A trader in the physical market also commented that tighter Chinese emissions standards are driving the demand, resulting in tight supplies. Further, the supply backdrop has reportedly left some producers looking for supplies themselves in order to fill orders, he said.
“When a supplier comes sniffing around for metal to fill orders, it obviously sends out a key signal to the market,” the trader said. “Everyone starts buying.”
Peter Hug, global trading director of Kitco Metals, said he has been “extremely constructive” on rhodium for nearly a year now, basically since prices broke up through $2,200 an ounce.
“There is a significant supply shortage of rhodium on the market.
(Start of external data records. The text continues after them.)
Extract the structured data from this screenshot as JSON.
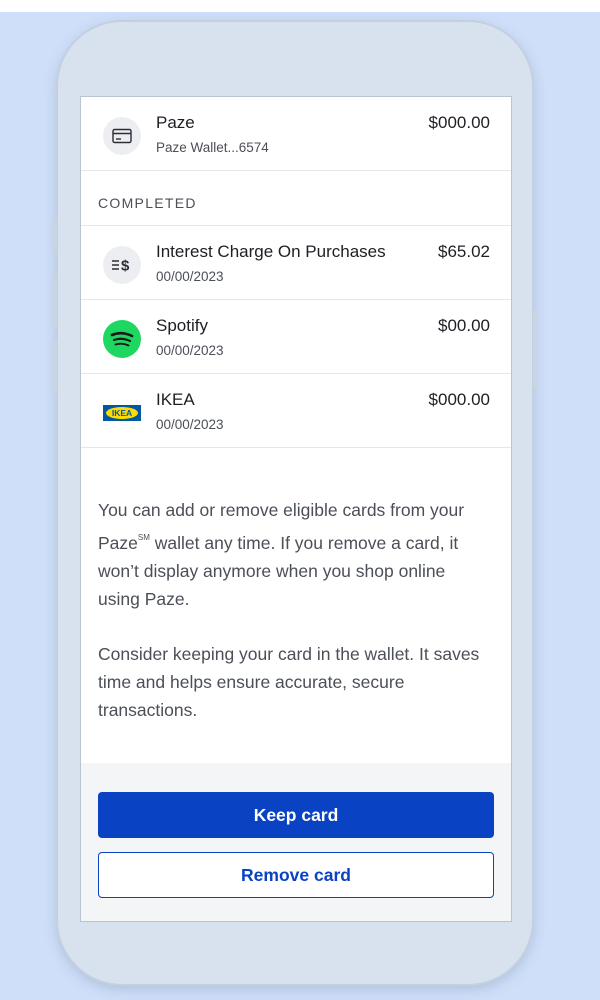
{
  "pending_items": [
    {
      "name": "Paze",
      "sub": "Paze Wallet...6574",
      "amount": "$000.00",
      "icon": "card-icon"
    }
  ],
  "completed_section": {
    "heading": "COMPLETED",
    "items": [
      {
        "name": "Interest Charge On Purchases",
        "date": "00/00/2023",
        "amount": "$65.02",
        "icon": "interest-charge-icon"
      },
      {
        "name": "Spotify",
        "date": "00/00/2023",
        "amount": "$00.00",
        "icon": "spotify-logo-icon"
      },
      {
        "name": "IKEA",
        "date": "00/00/2023",
        "amount": "$000.00",
        "icon": "ikea-logo-icon",
        "logo_text": "IKEA"
      }
    ]
  },
  "info": {
    "p1_start": "You can add or remove eligible cards from your Paze",
    "p1_mark": "SM",
    "p1_end": " wallet any time. If you remove a card, it won’t display anymore when you shop online using Paze.",
    "p2": "Consider keeping your card in the wallet. It saves time and helps ensure accurate, secure transactions."
  },
  "actions": {
    "keep_label": "Keep card",
    "remove_label": "Remove card"
  },
  "colors": {
    "primary": "#0a42c4",
    "spotify": "#1ed760",
    "ikea_blue": "#0058a3",
    "ikea_yellow": "#ffdb00"
  }
}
It is anticipated that will continue through this year and possibly next,” he said. “This is strictly a supply squeeze.”
In fact, Hug said, prices are rising so sharply that the market could go “parabolic.” Prices are volatile in an “extremely thin” market, he continued, with some dealers having bid-ask spreads of $500 to $700. As of when he spoke early Wednesday, Hug said bids were as low as $7,500 and offers as high as $8,500, depending on which dealer somebody spoke with.
Cooper explained that substitution away from rhodium is possible but would not appear to be economically viable. Palladium can be used, but auto catalysts would need five parts of palladium (last trading at $2,089 an ounce) for each part of rhodium.
Unlike 2008, when rhodium prices subsequently fell back sharply, Butler said that he expects strong demand and dwindling supplies to sustain prices at higher levels this time around.
“The story is very much different from 2008. I don’t think we will [see the] same depth of a selloff previously. I would expect to see a series of pullbacks, but they will be at higher lows,” Butler said. “Overall, the uptrend will remain, but there will be dips in the market to give automakers buying opportunities.”
Afshin Nabavi, head of trading with MKS (Switzerland) SA, said that he is also watching the $10,000 level as demand is not going to weaken anytime soon.
“Everyone is chasing the same metal,” he said.